We’ve all read about or witnessed poor parent behavior on the sidelines during youth soccer games. However, the biggest consequences of over-involvement from parents actually comes from those who hover around the team during practice.
All Soccer Parenting Articles
John O'Sullivan says one of the least favorite moments in youth sports for the child is the ride home after the game! In this piece, the best selling author explains why and urges parents they'll do far more good for their young athlete by keeping quiet at that crucial time when emotions are high, disappointment, frustration, and exhaustion are heightened for both player and parent.
Soccer parents throughout the United States will have the chance to learn from a lineup of prominent speakers this week during the first-ever Soccer Parenting Summit, an online event set for December 2-4.
You may have seen the viral video of Chelsea FC star Eden Hazard and his 3-year-old son that's making the rounds this week. It got us thinking here at SoccerWire: What might the typical North American soccer parent think of an elite professional like Hazard taking a no-coddling approach to his wee lad's earliest exposure to the beautiful game?
Arlington Soccer Association parent Wendy Green penned a Letter to the Editor after another mother from an opposing team floored her with an unexpected gesture of kindness, passing along a video of her daughter scoring an exceptional goal in a Virginia State Cup quarterfinal match.
Guest columnist Kris Ward shares an ugly tale of abuse and vitriol experienced on the sidelines of a recent youth match, and ponders how players and parents can keep clear of foul-mouthed, manipulative coaches.
We are aware of the concussion risks. We’re getting educated about the symptoms. We’re badgering our clubs to establish concussion policies, and we are letting the referee know just how we feel about that dangerous play out there.

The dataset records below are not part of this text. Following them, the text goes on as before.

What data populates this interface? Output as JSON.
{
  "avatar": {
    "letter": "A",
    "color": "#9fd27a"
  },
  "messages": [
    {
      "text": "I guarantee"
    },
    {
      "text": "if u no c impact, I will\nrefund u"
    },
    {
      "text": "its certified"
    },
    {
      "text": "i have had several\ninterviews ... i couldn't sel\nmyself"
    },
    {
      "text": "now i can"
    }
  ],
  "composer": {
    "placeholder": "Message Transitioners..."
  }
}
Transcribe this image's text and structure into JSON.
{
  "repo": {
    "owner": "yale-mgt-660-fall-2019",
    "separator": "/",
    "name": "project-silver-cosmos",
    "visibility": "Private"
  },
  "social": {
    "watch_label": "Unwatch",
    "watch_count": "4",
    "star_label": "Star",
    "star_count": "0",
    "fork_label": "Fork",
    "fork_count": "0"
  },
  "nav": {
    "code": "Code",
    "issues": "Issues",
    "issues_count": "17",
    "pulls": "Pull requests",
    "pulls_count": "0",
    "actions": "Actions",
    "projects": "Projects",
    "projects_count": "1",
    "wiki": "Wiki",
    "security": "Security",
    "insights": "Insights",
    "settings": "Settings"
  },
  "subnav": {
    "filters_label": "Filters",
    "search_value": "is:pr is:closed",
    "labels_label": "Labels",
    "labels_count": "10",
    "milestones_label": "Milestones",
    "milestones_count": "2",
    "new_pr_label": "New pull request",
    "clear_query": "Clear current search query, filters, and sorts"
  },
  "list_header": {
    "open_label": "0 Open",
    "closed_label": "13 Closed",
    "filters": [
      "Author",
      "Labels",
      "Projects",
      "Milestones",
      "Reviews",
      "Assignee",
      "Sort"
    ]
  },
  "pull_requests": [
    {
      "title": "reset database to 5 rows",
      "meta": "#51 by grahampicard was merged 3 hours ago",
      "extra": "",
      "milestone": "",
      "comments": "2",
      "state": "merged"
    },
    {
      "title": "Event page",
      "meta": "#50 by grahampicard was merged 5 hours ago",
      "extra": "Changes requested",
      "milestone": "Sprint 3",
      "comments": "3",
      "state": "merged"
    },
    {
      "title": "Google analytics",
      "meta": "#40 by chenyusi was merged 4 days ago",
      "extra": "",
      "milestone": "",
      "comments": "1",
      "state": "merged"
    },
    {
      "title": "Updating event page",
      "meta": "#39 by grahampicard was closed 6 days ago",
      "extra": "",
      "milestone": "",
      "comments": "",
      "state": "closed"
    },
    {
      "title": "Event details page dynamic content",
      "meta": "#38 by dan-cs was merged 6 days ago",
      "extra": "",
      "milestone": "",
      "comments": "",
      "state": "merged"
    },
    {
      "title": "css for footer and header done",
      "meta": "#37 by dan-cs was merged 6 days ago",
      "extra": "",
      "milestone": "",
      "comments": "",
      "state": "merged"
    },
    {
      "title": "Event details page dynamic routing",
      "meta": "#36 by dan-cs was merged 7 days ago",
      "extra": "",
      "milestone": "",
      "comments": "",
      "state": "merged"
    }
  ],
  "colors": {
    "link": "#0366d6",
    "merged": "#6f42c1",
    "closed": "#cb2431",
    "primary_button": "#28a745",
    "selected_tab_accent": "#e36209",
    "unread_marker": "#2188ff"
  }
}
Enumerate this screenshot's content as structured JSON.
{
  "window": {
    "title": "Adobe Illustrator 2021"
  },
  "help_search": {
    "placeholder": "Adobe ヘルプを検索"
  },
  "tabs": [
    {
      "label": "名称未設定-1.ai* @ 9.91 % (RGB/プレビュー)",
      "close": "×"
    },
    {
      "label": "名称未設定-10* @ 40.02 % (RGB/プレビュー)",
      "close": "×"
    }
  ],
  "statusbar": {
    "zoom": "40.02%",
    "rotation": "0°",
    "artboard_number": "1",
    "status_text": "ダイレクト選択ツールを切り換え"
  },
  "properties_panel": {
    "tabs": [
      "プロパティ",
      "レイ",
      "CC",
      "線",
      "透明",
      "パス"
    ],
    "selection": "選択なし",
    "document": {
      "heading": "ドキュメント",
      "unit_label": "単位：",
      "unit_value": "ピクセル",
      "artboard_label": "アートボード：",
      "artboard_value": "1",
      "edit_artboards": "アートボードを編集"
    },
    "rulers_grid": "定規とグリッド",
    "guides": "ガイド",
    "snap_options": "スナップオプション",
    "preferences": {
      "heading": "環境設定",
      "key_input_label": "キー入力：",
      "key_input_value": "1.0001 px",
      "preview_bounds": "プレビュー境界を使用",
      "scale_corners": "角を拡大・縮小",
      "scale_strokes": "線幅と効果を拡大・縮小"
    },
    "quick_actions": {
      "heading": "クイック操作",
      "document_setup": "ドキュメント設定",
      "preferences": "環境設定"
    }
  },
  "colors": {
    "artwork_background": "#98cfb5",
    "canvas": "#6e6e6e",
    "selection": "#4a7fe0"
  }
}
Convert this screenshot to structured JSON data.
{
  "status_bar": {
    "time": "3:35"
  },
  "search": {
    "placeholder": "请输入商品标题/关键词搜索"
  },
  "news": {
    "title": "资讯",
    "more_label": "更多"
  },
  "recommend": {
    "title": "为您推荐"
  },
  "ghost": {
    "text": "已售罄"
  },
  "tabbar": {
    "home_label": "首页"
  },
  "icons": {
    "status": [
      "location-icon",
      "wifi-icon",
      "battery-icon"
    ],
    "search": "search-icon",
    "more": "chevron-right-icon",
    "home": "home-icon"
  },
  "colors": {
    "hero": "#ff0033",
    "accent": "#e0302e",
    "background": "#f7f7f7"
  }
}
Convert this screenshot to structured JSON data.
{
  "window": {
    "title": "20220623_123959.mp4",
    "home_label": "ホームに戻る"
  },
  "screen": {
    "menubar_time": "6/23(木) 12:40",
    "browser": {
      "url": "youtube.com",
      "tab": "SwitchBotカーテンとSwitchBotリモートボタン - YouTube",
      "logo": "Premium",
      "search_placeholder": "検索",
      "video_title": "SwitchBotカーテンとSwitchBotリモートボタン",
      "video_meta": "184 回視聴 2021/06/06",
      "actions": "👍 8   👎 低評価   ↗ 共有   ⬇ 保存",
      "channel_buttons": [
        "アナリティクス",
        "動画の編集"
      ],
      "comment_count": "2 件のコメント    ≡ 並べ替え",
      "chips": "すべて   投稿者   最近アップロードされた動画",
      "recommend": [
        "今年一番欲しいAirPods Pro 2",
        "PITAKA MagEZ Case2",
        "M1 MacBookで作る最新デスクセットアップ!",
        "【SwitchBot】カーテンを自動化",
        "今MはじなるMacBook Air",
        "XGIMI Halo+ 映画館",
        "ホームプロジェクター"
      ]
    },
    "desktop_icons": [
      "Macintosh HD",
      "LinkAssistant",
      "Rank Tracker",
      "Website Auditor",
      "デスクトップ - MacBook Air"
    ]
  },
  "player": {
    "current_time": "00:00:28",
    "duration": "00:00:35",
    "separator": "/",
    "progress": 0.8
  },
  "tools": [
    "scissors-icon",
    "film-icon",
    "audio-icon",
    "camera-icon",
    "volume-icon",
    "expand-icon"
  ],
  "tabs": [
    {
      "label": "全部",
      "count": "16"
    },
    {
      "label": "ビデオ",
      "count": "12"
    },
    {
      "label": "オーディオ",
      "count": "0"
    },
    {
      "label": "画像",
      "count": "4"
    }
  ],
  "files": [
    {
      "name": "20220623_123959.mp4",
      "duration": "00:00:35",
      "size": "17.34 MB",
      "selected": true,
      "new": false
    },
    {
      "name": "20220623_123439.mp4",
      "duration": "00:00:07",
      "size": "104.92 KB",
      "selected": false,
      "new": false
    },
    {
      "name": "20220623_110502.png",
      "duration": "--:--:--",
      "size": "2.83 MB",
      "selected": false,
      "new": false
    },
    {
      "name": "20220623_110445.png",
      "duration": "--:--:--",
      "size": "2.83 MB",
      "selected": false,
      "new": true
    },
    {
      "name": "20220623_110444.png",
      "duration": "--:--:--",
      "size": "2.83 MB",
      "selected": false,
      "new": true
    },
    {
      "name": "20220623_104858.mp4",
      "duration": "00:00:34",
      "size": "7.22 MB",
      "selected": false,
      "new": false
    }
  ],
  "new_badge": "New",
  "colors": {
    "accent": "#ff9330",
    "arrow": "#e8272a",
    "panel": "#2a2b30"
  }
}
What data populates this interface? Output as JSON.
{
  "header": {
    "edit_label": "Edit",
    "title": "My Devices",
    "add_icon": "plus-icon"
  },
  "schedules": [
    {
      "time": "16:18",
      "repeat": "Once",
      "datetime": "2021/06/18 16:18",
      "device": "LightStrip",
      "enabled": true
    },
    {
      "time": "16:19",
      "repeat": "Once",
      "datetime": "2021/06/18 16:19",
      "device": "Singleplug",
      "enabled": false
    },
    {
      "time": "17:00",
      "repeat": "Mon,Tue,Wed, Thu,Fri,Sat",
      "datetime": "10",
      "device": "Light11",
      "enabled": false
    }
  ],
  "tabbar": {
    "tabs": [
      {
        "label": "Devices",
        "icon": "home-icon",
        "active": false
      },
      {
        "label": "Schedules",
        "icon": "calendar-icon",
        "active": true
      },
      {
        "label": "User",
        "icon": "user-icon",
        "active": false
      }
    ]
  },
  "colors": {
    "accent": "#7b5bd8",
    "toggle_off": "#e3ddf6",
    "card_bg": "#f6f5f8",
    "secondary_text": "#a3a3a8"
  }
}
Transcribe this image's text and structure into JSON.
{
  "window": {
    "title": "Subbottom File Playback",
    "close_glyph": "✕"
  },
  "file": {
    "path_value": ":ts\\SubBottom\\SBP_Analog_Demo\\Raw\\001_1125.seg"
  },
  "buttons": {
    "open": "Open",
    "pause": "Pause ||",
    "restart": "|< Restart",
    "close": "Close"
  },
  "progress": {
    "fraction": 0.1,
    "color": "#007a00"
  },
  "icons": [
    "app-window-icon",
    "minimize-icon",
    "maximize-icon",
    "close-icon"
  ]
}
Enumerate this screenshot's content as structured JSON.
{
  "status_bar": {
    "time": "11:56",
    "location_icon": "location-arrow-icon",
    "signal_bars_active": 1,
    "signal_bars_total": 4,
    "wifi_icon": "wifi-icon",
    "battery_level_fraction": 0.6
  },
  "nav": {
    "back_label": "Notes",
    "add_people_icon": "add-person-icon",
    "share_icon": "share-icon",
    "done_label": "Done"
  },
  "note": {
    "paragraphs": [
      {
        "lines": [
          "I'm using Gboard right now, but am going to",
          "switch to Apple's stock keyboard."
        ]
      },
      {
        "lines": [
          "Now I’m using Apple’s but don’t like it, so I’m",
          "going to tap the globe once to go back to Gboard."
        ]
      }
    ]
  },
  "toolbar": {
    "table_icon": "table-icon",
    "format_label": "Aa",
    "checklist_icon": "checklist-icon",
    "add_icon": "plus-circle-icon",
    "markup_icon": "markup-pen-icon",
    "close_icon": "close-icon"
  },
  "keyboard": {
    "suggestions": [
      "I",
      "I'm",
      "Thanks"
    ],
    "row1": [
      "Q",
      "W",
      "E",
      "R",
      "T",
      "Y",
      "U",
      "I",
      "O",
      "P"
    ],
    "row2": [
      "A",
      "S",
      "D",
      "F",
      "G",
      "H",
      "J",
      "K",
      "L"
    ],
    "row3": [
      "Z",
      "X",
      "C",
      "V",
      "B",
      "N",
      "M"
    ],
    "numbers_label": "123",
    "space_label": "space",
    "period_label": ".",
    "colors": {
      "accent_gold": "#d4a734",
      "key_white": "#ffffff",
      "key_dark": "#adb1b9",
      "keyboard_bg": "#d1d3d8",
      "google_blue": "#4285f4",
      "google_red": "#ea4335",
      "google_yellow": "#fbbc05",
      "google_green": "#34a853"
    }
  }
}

But there are five things parents aren’t doing to strengthen kids against concussions, writes Dr. Wendy Lebolt.
The Virginia Youth Soccer Association’s new coaching program has a noble goal, and a bold new approach for beginning coaches, mostly parents, who’ll be working with kids in the crucial Under-6 to U-10 years. SoccerWire's Beau Dure takes a look.